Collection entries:
=== Section Start ===

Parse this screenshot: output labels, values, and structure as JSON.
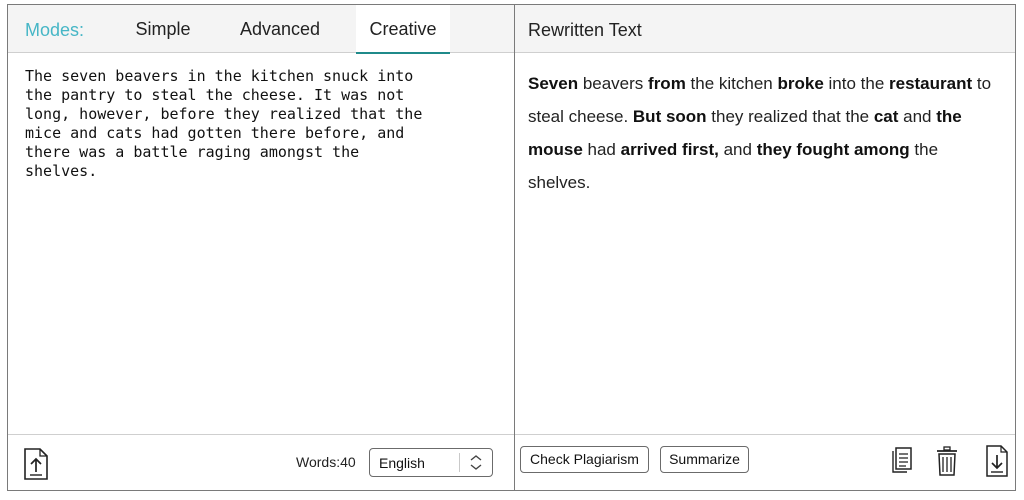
{
  "modes": {
    "label": "Modes:",
    "tabs": [
      {
        "label": "Simple"
      },
      {
        "label": "Advanced"
      },
      {
        "label": "Creative"
      }
    ],
    "active_tab": "Creative",
    "accent_color": "#46b6c6",
    "active_underline_color": "#1f8a8a"
  },
  "input": {
    "text": "The seven beavers in the kitchen snuck into\nthe pantry to steal the cheese. It was not\nlong, however, before they realized that the\nmice and cats had gotten there before, and\nthere was a battle raging amongst the\nshelves.",
    "words_label": "Words:",
    "words_count": "40",
    "language": "English"
  },
  "output": {
    "title": "Rewritten Text",
    "segments": [
      {
        "text": "Seven",
        "bold": true
      },
      {
        "text": " beavers ",
        "bold": false
      },
      {
        "text": "from",
        "bold": true
      },
      {
        "text": " the kitchen ",
        "bold": false
      },
      {
        "text": "broke",
        "bold": true
      },
      {
        "text": " into the ",
        "bold": false
      },
      {
        "text": "restaurant",
        "bold": true
      },
      {
        "text": " to steal cheese. ",
        "bold": false
      },
      {
        "text": "But soon",
        "bold": true
      },
      {
        "text": " they realized that the ",
        "bold": false
      },
      {
        "text": "cat",
        "bold": true
      },
      {
        "text": " and ",
        "bold": false
      },
      {
        "text": "the mouse",
        "bold": true
      },
      {
        "text": " had ",
        "bold": false
      },
      {
        "text": "arrived first,",
        "bold": true
      },
      {
        "text": " and ",
        "bold": false
      },
      {
        "text": "they fought among",
        "bold": true
      },
      {
        "text": " the shelves.",
        "bold": false
      }
    ],
    "buttons": {
      "check_plagiarism": "Check Plagiarism",
      "summarize": "Summarize"
    },
    "icons": [
      "copy-icon",
      "trash-icon",
      "download-icon"
    ]
  }
}
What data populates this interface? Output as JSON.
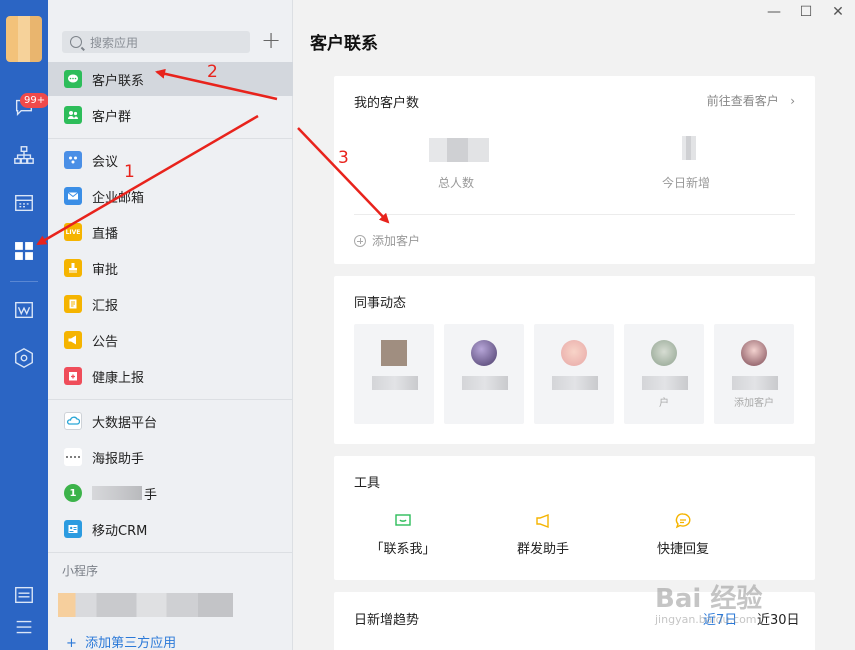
{
  "rail": {
    "badge": "99+"
  },
  "applist": {
    "search_placeholder": "搜索应用",
    "items": [
      {
        "label": "客户联系",
        "icon": "chat-bubble-icon",
        "color": "#2dbd5a"
      },
      {
        "label": "客户群",
        "icon": "group-icon",
        "color": "#2dbd5a"
      },
      {
        "label": "会议",
        "icon": "meeting-icon",
        "color": "#4a8fe6"
      },
      {
        "label": "企业邮箱",
        "icon": "mail-icon",
        "color": "#3a8ee6"
      },
      {
        "label": "直播",
        "icon": "live-icon",
        "color": "#f5b400"
      },
      {
        "label": "审批",
        "icon": "stamp-icon",
        "color": "#f5b400"
      },
      {
        "label": "汇报",
        "icon": "report-icon",
        "color": "#f5b400"
      },
      {
        "label": "公告",
        "icon": "megaphone-icon",
        "color": "#f5b400"
      },
      {
        "label": "健康上报",
        "icon": "health-icon",
        "color": "#ef4d5a"
      },
      {
        "label": "大数据平台",
        "icon": "cloud-icon",
        "color": "#2aa6d6"
      },
      {
        "label": "海报助手",
        "icon": "poster-icon",
        "color": "#555555"
      },
      {
        "label": "手",
        "icon": "app-icon",
        "color": "#3cb34a"
      },
      {
        "label": "移动CRM",
        "icon": "crm-icon",
        "color": "#2b9be0"
      }
    ],
    "live_icon_text": "LIVE",
    "mini_program_title": "小程序",
    "add_third_party": "添加第三方应用"
  },
  "main": {
    "page_title": "客户联系",
    "customers": {
      "title": "我的客户数",
      "view_link": "前往查看客户",
      "total_label": "总人数",
      "today_label": "今日新增",
      "add_customer": "添加客户"
    },
    "colleagues": {
      "title": "同事动态",
      "cards": [
        {
          "sub": ""
        },
        {
          "sub": ""
        },
        {
          "sub": ""
        },
        {
          "sub": "户"
        },
        {
          "sub": "添加客户"
        }
      ]
    },
    "tools": {
      "title": "工具",
      "items": [
        {
          "label": "「联系我」",
          "color": "#2dbd5a"
        },
        {
          "label": "群发助手",
          "color": "#f5b400"
        },
        {
          "label": "快捷回复",
          "color": "#f5b400"
        }
      ]
    },
    "trend": {
      "title": "日新增趋势",
      "tab_7": "近7日",
      "tab_30": "近30日",
      "active_color": "#2b79d8"
    }
  },
  "annotations": {
    "n1": "1",
    "n2": "2",
    "n3": "3",
    "color": "#e8231c"
  },
  "watermark": {
    "main": "Bai 经验",
    "sub": "jingyan.baidu.com"
  }
}
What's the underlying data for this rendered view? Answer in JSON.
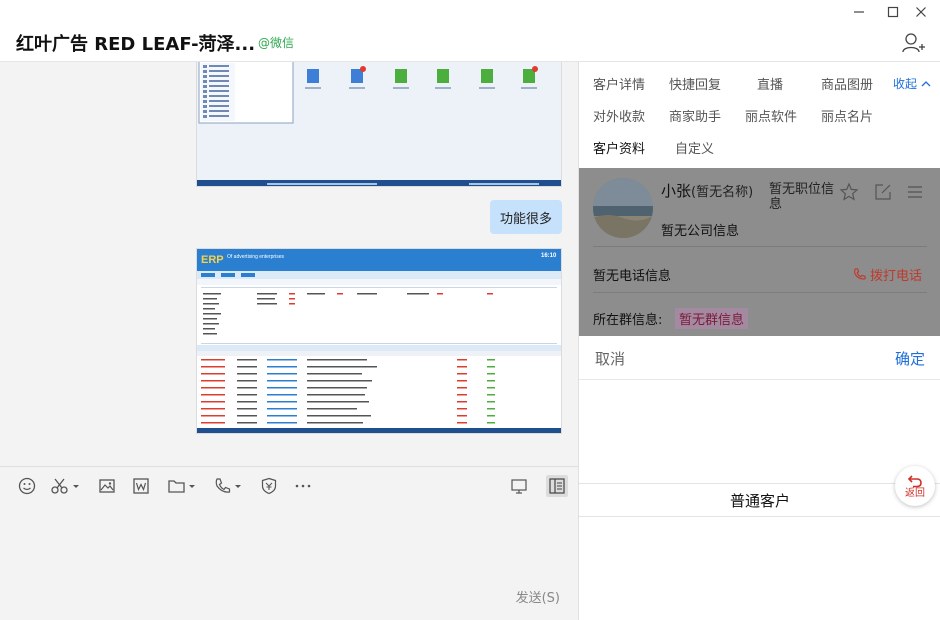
{
  "window": {
    "chat_title": "红叶广告 RED LEAF-菏泽...",
    "source_tag": "@微信"
  },
  "chat": {
    "text_message": "功能很多"
  },
  "erp_screenshot": {
    "logo": "ERP",
    "subtitle": "Of advertising enterprises",
    "time": "16:10"
  },
  "toolbar": {
    "icons": [
      "emoji-icon",
      "scissors-icon",
      "image-icon",
      "word-doc-icon",
      "folder-icon",
      "phone-icon",
      "shield-icon",
      "more-icon",
      "screen-icon",
      "sidebar-toggle-icon"
    ],
    "send_label": "发送(S)"
  },
  "right_panel": {
    "tabs": [
      {
        "label": "客户详情"
      },
      {
        "label": "快捷回复"
      },
      {
        "label": "直播"
      },
      {
        "label": "商品图册"
      },
      {
        "label": "对外收款"
      },
      {
        "label": "商家助手"
      },
      {
        "label": "丽点软件"
      },
      {
        "label": "丽点名片"
      },
      {
        "label": "客户资料"
      },
      {
        "label": "自定义"
      }
    ],
    "collapse_label": "收起",
    "customer": {
      "name": "小张",
      "no_name": "(暂无名称)",
      "no_title": "暂无职位信息",
      "company": "暂无公司信息",
      "phone_info": "暂无电话信息",
      "call_label": "拨打电话",
      "group_label": "所在群信息:",
      "group_value": "暂无群信息"
    },
    "picker": {
      "cancel": "取消",
      "confirm": "确定",
      "option": "普通客户"
    },
    "back_label": "返回"
  },
  "colors": {
    "accent": "#1e6fd9",
    "wechat_green": "#2ea84f",
    "bubble": "#c6e1fb",
    "call_red": "#c0392b"
  }
}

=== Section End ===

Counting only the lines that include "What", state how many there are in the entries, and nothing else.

2